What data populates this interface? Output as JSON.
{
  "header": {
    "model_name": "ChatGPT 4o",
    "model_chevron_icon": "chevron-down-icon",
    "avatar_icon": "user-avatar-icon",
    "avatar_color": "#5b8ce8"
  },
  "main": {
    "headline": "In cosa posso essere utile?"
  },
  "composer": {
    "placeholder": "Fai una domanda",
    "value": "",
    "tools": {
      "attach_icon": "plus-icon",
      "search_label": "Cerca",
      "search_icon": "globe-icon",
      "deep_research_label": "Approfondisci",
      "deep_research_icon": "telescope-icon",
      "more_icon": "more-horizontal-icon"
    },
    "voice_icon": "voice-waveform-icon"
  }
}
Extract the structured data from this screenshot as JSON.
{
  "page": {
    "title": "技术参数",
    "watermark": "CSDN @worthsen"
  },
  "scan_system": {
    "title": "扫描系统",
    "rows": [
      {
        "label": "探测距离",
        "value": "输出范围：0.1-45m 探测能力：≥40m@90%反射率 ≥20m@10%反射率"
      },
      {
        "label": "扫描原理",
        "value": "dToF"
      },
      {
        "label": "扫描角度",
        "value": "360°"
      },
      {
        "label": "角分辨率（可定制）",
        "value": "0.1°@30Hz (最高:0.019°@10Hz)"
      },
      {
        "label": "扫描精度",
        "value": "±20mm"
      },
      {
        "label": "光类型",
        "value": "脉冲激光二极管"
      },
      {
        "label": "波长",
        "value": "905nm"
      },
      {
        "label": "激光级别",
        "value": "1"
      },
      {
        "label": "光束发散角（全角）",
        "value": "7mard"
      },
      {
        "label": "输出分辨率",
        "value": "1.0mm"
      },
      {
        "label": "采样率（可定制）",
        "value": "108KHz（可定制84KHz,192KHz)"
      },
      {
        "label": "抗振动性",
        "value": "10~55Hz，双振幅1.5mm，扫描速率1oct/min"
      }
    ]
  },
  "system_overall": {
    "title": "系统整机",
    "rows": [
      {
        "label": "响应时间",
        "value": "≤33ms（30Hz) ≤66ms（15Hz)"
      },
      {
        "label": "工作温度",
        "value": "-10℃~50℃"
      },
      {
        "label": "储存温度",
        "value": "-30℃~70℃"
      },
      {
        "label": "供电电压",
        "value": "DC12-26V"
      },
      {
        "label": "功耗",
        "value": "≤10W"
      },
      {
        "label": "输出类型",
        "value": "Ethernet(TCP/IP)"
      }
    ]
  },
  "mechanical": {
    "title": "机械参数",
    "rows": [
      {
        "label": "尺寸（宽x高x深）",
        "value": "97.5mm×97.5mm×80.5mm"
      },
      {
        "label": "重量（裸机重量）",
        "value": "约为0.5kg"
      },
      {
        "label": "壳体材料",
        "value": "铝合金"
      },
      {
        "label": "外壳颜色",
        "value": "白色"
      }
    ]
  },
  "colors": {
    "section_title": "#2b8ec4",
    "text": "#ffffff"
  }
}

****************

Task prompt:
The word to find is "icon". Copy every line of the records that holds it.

Problem solution:
    "model_chevron_icon": "chevron-down-icon",
    "avatar_icon": "user-avatar-icon",
      "attach_icon": "plus-icon",
      "search_icon": "globe-icon",
      "deep_research_icon": "telescope-icon",
      "more_icon": "more-horizontal-icon"
    "voice_icon": "voice-waveform-icon"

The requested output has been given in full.